In the above example, 80% of the data is used for training, 20% for testing, the data is shuffled before splitting, and the split is stratified based on the class labels in
ensures that the split is reproducible.
are optional parameters. If
is None, the value is set to the complement of
is also None, it will be set to the default value of 0.25. The default
parameter is True. If shuffle is False then stratify must be None.
6. Split the Data Further into a Train, Validation, and Test Set
To split your dataset into training, validation, and test sets, you can use the
function twice (and any number of times for further splits). Here’s a step-by-step guide on how to do it:
Step 1: Import Required Libraries, Load Your Dataset, and Prepare Features and Target

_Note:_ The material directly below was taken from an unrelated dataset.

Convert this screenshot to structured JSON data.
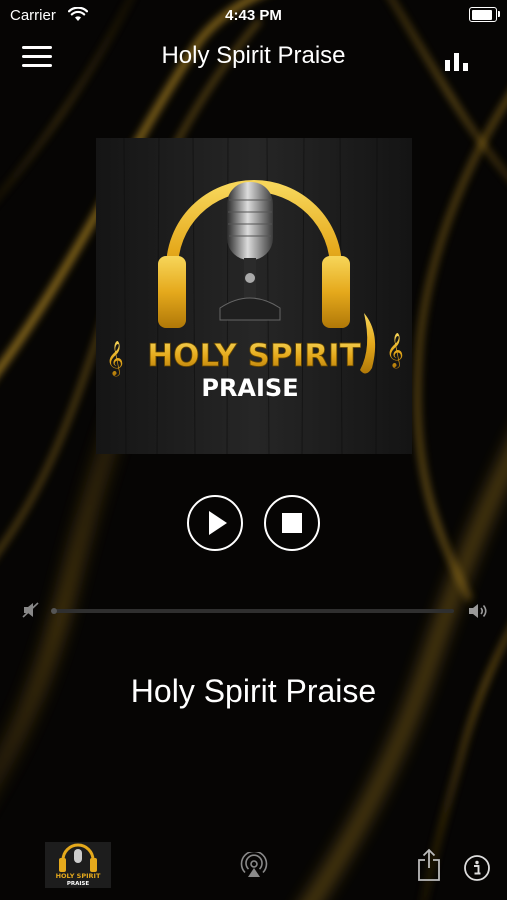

First, you need to import the necessary libraries. Ensure you have them installed in your Python environment. Next, load your dataset into a pandas DataFrame. Adjust the file path and method according to your dataset’s format and location. Finally, separate your features (independent variables) and target (dependent variable).
import pandas as pd from sklearn.model_selection import train_test_split df = pd.read_csv('your_dataset.csv') X = df.drop('target_column', axis=1) y = df['target_column']
Step 2: Split the Data into Training and Temp Sets
First, you need to split your data into a training set and a temporary set (which will be further split into validation and test sets).
X_train, X_temp, y_train, y_temp = train_test_split(X, y, test_size=0.4, random_state=42)
In the example above, 60% of the data goes to the training set, and 40% goes to the temporary set.
Step 3: Split the Temp Set into Validation and Test Sets
Next, split the temporary set into validation and test sets. If you want them to be the same size, set
X_val, X_test, y_val, y_test = train_test_split(X_temp, y_temp, test_size=0.5, random_state=42)
In this example, 20% of the original data goes to the validation set, and 20% goes to the test set.
Step 4: Verify the Splits
You might want to verify the splits by checking the shapes of the resulting datasets.
print("Training set:", X_train.shape, y_train.shape) print("Validation set:", X_val.shape, y_val.shape) print("Test set:", X_test.shape, y_test.shape)
If you follow my example from before, and replace the
'your_dataset.csv' from step 1 with
'iris_dataset.csv' and run this code, you should get the following output:
Training set: (90, 4) (90,) Validation set: (30, 4) (30,) Test set: (30, 4) (30,)
Now you have successfully split your dataset into training (60%), validation (20%), and test (20%) sets. You can adjust the
parameters according to your requirements.